• [Required work]: Every entry should be returned exactly. Omit none of them.

[Dataset rows describing interfaces]
== == ==

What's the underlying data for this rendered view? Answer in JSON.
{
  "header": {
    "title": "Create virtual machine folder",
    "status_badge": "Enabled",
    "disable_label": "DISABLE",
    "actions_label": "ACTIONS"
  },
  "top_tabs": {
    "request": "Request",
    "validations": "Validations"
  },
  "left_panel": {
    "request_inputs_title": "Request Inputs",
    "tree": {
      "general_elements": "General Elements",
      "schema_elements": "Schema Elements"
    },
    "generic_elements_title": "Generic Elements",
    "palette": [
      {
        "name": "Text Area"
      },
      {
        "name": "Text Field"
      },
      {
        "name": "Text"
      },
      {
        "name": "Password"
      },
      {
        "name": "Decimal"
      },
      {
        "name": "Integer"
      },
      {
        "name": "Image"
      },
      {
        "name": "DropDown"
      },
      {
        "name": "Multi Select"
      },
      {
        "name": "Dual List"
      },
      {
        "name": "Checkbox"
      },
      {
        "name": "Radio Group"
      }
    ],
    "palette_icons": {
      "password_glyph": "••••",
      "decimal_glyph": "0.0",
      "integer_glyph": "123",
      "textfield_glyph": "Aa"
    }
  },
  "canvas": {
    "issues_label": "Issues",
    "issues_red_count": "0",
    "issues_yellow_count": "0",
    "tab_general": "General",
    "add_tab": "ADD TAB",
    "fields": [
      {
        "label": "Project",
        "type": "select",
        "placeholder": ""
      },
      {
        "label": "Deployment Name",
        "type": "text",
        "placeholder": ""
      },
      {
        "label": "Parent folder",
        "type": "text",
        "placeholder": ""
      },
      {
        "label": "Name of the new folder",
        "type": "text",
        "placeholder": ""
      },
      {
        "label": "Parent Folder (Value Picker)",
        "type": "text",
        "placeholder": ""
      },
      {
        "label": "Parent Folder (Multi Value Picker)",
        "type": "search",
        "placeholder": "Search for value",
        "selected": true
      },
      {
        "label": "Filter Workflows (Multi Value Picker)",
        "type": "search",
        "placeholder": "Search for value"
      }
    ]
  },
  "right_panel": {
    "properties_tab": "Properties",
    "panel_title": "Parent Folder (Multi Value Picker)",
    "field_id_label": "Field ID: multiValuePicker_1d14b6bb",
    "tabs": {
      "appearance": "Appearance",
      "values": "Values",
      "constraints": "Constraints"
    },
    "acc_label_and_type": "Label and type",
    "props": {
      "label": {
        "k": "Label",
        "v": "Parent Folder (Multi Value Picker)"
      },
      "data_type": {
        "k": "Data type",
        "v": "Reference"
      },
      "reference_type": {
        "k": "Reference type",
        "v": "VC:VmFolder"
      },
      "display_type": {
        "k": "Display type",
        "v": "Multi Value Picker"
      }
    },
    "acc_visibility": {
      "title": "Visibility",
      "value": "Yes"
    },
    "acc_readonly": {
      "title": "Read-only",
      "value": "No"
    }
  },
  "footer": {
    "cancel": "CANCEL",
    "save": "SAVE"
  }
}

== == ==

• [Written answer]:
What's the underlying data for this rendered view? Answer in JSON.
{
  "header": {
    "title": "Create virtual machine folder",
    "status_badge": "Enabled",
    "disable_label": "DISABLE",
    "actions_label": "ACTIONS"
  },
  "top_tabs": {
    "request": "Request",
    "validations": "Validations"
  },
  "left_panel": {
    "request_inputs_title": "Request Inputs",
    "tree": {
      "general_elements": "General Elements",
      "schema_elements": "Schema Elements"
    },
    "generic_elements_title": "Generic Elements",
    "palette": [
      {
        "name": "Text Area"
      },
      {
        "name": "Text Field"
      },
      {
        "name": "Text"
      },
      {
        "name": "Password"
      },
      {
        "name": "Decimal"
      },
      {
        "name": "Integer"
      },
      {
        "name": "Image"
      },
      {
        "name": "DropDown"
      },
      {
        "name": "Multi Select"
      },
      {
        "name": "Dual List"
      },
      {
        "name": "Checkbox"
      },
      {
        "name": "Radio Group"
      }
    ],
    "palette_icons": {
      "password_glyph": "••••",
      "decimal_glyph": "0.0",
      "integer_glyph": "123",
      "textfield_glyph": "Aa"
    }
  },
  "canvas": {
    "issues_label": "Issues",
    "issues_red_count": "0",
    "issues_yellow_count": "0",
    "tab_general": "General",
    "add_tab": "ADD TAB",
    "fields": [
      {
        "label": "Project",
        "type": "select",
        "placeholder": ""
      },
      {
        "label": "Deployment Name",
        "type": "text",
        "placeholder": ""
      },
      {
        "label": "Parent folder",
        "type": "text",
        "placeholder": ""
      },
      {
        "label": "Name of the new folder",
        "type": "text",
        "placeholder": ""
      },
      {
        "label": "Parent Folder (Value Picker)",
        "type": "text",
        "placeholder": ""
      },
      {
        "label": "Parent Folder (Multi Value Picker)",
        "type": "search",
        "placeholder": "Search for value",
        "selected": true
      },
      {
        "label": "Filter Workflows (Multi Value Picker)",
        "type": "search",
        "placeholder": "Search for value"
      }
    ]
  },
  "right_panel": {
    "properties_tab": "Properties",
    "panel_title": "Parent Folder (Multi Value Picker)",
    "field_id_label": "Field ID: multiValuePicker_1d14b6bb",
    "tabs": {
      "appearance": "Appearance",
      "values": "Values",
      "constraints": "Constraints"
    },
    "acc_label_and_type": "Label and type",
    "props": {
      "label": {
        "k": "Label",
        "v": "Parent Folder (Multi Value Picker)"
      },
      "data_type": {
        "k": "Data type",
        "v": "Reference"
      },
      "reference_type": {
        "k": "Reference type",
        "v": "VC:VmFolder"
      },
      "display_type": {
        "k": "Display type",
        "v": "Multi Value Picker"
      }
    },
    "acc_visibility": {
      "title": "Visibility",
      "value": "Yes"
    },
    "acc_readonly": {
      "title": "Read-only",
      "value": "No"
    }
  },
  "footer": {
    "cancel": "CANCEL",
    "save": "SAVE"
  }
}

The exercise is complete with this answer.